Temple Israel of Hollywood

Shortly after winning the Nobel Peace Prize and coming back from Selma, Ala., where residents were protesting discrimination and repeated police brutality, the Rev. Martin Luther King Jr. delivered a lesser-known speech to a full house at the Temple Israel of Hollywood in Los Angeles in 1965.

Formally dressed in his dark minister's robes, he told the 1,400 people assembled how much their support meant to those in the thick of the struggle.

Read more

7:52am

Mon February 23, 2015
Author Interviews

Struggling Writer's Debut Novel Gets Coveted Oprah Winfrey Nod

Originally published on Mon February 23, 2015 7:53 pm

First-time author Cynthia Bond
Courtesy of Cynthiabond.com

Oprah's Book Club has turned unknown authors into superstars. Her latest selection is the novel Ruby. The book is set in an all-black hamlet called Liberty Township, in East Texas, and is part of a planned trilogy by first-time author Cynthia Bond.

Read more

7:03am

Fri February 13, 2015
Code Switch

Study: Black Girls Are Being Pushed Out of School

Originally published on Fri February 13, 2015 5:05 pm

According to a new study from African-American Policy Forum, black girls and teens are disproportionately impacted by zero-tolerance policies in schools.
Terry Vine Getty Images

News surrounding a confrontation in a Baltimore school is raising new questions about the role race plays in discipline for black girls. Baltimore television station WBAL has been reporting on an October incident that led to three students at the city's Vanguard Middle School being injured, and later arrested and suspended, after an altercation with a school security officer.
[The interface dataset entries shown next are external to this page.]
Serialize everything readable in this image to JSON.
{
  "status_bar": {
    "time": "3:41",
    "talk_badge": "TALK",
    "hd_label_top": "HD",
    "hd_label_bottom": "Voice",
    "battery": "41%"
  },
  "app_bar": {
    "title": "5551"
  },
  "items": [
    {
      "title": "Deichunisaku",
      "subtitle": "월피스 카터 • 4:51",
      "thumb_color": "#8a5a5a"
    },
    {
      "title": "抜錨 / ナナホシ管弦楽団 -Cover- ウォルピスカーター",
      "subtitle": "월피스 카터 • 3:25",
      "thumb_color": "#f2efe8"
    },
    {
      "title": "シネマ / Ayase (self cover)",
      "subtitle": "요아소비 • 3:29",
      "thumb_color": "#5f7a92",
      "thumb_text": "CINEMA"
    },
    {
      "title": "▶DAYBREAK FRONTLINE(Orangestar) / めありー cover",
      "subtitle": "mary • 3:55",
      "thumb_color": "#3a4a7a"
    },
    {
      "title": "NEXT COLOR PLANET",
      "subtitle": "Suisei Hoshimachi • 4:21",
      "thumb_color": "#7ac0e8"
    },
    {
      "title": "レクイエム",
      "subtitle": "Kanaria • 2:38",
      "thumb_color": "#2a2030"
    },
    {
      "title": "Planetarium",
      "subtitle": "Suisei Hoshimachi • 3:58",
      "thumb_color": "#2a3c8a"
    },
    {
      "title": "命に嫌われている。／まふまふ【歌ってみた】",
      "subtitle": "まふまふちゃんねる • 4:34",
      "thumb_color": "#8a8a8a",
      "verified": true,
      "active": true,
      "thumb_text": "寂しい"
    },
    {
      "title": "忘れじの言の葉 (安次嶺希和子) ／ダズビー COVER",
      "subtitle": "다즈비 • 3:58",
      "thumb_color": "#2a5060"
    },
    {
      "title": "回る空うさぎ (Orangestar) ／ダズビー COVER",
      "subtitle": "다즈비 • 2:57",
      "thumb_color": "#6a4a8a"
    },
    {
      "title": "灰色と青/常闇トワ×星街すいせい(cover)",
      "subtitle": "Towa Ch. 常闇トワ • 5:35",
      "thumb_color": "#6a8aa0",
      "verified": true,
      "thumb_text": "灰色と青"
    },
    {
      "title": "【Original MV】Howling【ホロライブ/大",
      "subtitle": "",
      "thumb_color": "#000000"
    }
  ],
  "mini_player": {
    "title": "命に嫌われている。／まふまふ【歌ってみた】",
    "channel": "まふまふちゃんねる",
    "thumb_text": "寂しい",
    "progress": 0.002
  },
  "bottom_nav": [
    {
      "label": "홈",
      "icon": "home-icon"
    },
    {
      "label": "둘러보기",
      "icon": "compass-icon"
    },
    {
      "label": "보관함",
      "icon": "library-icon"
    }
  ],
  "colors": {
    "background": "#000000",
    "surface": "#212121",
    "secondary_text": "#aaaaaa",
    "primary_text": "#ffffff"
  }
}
Read more

5:37pm

Tue January 13, 2015
Code Switch

Style Over Substance: How Clothes Can Work For And Against Us

Originally published on Tue January 13, 2015 7:28 pm

New York City Mayor Bill de Blasio and his wife, Chirlane McCray, attend the funeral of New York Police Officer Wenjian Liu in New York City on Jan. 4. McCray was criticized for her choice in clothing.
Dennis Van Tine UPI/Landov

New York city's first lady, Chirlane McCray, is being publicly dressed down for not dressing up enough when she attended the funeral of slain NYPD officer Wenjian Liu on Sunday.

Read more

5:23pm

Sat December 27, 2014
Code Switch

For Hollywood, 'Selma' Is A New Kind Of Civil Rights Story

Originally published on Sat December 27, 2014 6:54 pm

Common plays James Bevel, Tessa Thompson plays Diane Nash, Lorraine Toussaint plays Amelia Boynton and Andre Holland plays Andrew Young in Ava DuVernay's Selma.
Atsushi Nishijima Paramount Pictures

The movie Selma opened to high praise on Christmas Day — Variety says director Ava DuVernay delivers "a razor-sharp portrait of the civil rights movement." The film focuses on a 1965 voting rights march from Selma, Ala., to the state capital in Montgomery — a march remembered for the savage beatings participants sustained at the hands of both state and local police.

Read more

4:52am

Thu December 25, 2014
Book News & Features

Demand For Audio Books Keeps Penguin Random House Recording

Originally published on Thu December 25, 2014 7:00 am

Copyright 2014 NPR. To see more, visit http://www.npr.org/.

Pages